Where does the string "programlar" appear in the records? Copy every line that contains it.

Component data from apps and pages
____________

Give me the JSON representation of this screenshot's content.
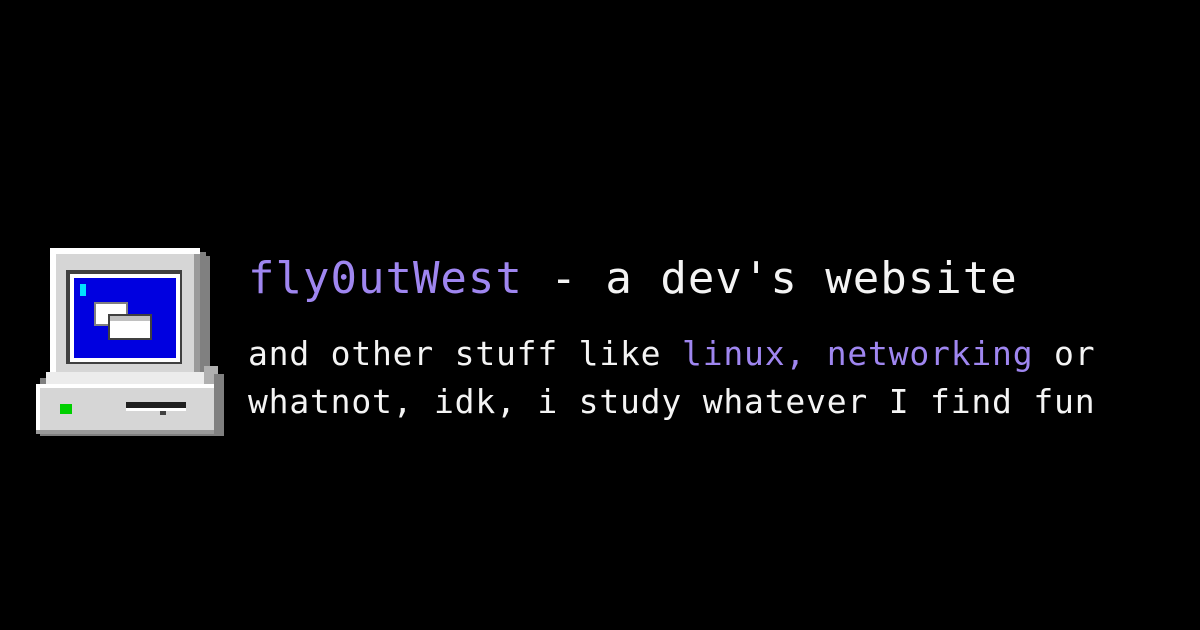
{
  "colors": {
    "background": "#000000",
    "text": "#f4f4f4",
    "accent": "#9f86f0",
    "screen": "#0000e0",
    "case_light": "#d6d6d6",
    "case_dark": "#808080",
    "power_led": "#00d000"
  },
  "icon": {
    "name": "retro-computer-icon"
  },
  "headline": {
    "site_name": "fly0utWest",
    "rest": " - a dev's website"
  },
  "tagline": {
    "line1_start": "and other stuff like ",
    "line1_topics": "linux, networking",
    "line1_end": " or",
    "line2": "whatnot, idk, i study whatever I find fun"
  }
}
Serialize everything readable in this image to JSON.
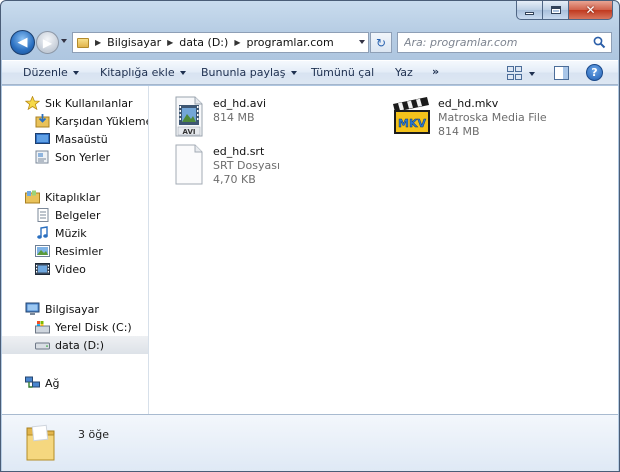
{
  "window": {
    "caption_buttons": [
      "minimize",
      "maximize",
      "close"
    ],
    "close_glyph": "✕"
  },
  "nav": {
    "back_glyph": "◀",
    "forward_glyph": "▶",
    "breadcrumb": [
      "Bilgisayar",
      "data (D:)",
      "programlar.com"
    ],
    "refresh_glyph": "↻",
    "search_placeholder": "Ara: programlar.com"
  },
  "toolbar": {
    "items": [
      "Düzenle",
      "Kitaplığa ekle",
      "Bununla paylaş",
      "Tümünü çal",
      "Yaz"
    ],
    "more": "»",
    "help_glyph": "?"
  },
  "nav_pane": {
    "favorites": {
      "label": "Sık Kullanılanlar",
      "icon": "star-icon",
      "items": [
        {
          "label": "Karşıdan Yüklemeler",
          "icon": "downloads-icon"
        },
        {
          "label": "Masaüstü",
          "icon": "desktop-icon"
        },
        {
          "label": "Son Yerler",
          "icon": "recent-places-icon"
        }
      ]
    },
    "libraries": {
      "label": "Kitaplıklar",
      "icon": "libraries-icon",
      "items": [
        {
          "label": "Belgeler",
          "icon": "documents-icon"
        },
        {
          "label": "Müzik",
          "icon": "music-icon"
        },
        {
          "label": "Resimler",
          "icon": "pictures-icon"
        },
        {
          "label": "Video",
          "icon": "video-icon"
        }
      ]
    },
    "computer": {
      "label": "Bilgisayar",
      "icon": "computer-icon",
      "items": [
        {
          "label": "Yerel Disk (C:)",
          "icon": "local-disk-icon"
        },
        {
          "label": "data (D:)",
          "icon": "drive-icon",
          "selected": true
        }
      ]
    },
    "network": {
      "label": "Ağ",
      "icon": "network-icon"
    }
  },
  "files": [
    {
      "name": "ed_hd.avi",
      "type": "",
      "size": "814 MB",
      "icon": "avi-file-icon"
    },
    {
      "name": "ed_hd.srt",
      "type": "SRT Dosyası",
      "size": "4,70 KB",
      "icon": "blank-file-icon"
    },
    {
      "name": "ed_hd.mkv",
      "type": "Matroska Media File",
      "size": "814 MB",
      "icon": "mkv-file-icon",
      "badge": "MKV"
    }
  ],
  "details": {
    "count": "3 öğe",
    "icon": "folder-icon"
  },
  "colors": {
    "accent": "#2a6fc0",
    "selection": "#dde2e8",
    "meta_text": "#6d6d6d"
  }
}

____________

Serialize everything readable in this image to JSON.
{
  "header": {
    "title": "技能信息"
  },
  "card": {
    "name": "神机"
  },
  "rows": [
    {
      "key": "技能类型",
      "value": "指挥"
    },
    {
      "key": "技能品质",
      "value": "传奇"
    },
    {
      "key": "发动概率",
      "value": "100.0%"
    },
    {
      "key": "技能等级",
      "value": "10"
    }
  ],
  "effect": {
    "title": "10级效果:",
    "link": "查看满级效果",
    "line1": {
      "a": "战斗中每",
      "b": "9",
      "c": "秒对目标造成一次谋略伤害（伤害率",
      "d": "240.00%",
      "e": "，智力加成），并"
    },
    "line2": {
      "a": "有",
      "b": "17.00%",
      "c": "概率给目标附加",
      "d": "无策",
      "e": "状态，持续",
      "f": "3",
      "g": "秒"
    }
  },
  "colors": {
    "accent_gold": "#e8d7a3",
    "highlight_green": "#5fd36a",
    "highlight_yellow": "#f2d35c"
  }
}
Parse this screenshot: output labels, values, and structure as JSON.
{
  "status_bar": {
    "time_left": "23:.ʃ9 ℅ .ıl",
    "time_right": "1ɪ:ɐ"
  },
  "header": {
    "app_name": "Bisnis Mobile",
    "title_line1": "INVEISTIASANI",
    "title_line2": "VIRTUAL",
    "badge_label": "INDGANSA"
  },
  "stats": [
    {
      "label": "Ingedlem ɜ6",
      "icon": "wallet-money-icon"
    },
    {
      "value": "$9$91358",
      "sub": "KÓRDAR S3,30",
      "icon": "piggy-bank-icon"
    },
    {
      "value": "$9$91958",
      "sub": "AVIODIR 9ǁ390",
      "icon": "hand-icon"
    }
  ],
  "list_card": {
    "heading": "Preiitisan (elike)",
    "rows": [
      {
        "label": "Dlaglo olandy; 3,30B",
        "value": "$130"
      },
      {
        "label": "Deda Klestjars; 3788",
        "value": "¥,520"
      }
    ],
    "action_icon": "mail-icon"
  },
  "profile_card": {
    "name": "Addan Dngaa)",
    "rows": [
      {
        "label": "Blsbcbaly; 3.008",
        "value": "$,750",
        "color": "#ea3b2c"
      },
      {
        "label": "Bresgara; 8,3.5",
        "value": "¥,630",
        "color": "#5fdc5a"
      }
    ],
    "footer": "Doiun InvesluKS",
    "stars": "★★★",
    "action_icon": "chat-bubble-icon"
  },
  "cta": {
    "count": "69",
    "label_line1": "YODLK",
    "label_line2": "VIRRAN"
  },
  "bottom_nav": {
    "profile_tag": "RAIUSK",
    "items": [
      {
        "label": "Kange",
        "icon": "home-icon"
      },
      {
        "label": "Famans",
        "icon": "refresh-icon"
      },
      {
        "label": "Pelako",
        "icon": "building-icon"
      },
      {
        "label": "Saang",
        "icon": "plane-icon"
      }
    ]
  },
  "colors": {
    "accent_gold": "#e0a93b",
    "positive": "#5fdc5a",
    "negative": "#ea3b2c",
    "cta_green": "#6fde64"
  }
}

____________

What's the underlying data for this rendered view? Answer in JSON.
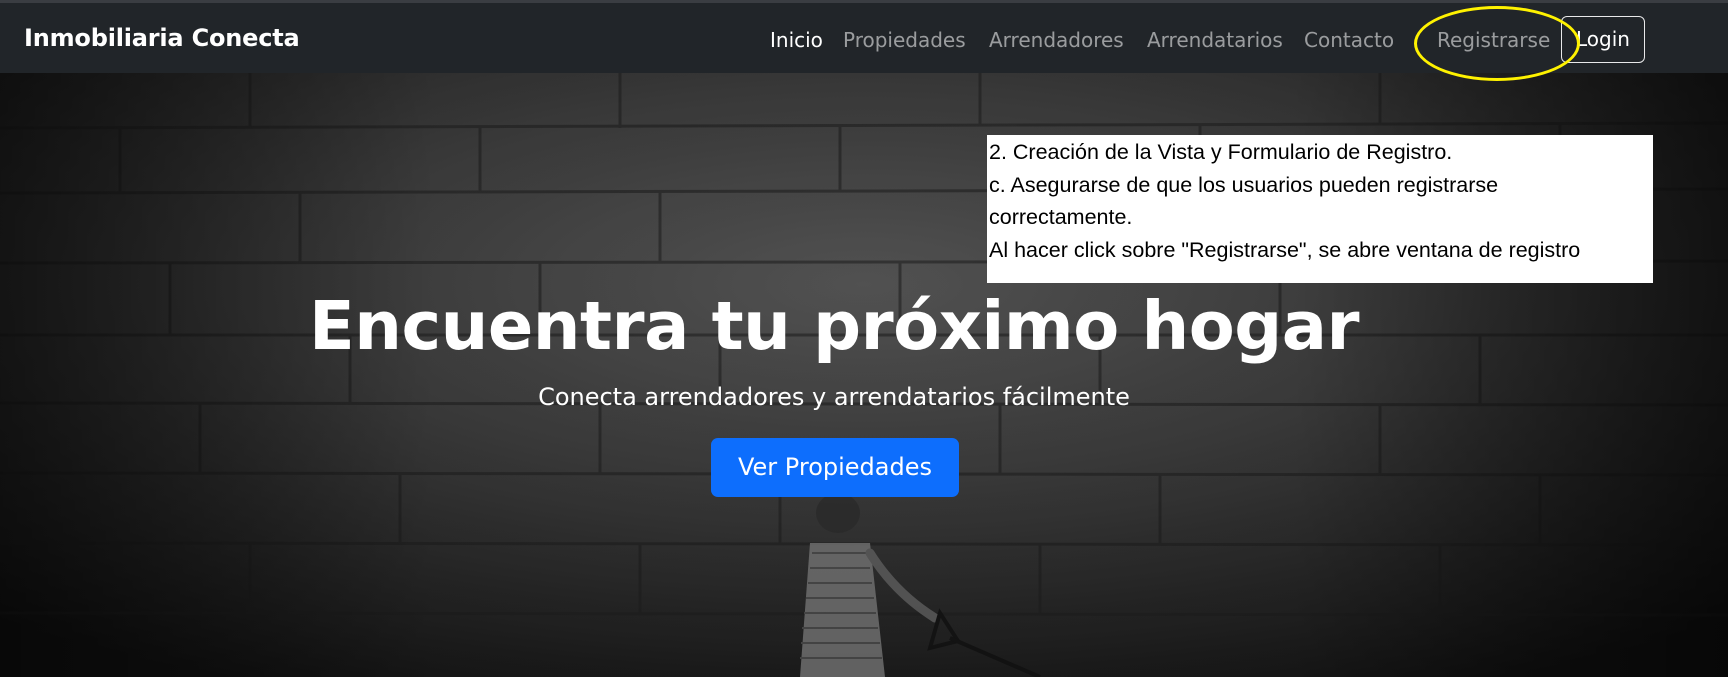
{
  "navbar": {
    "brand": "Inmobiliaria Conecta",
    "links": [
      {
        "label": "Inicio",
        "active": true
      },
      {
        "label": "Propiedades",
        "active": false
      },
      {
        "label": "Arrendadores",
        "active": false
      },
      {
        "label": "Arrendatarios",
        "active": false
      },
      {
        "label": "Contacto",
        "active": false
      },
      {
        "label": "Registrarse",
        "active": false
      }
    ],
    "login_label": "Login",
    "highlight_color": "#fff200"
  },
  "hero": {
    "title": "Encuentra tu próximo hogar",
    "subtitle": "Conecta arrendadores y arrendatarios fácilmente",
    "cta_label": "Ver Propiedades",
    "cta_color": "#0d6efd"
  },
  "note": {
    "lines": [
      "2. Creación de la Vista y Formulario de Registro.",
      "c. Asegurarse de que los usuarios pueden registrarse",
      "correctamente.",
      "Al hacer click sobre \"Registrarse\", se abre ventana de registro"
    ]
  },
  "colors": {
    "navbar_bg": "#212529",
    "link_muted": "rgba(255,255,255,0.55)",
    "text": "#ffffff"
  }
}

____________

**Task solution**
      "programlar.com"
    "search_placeholder": "Ara: programlar.com"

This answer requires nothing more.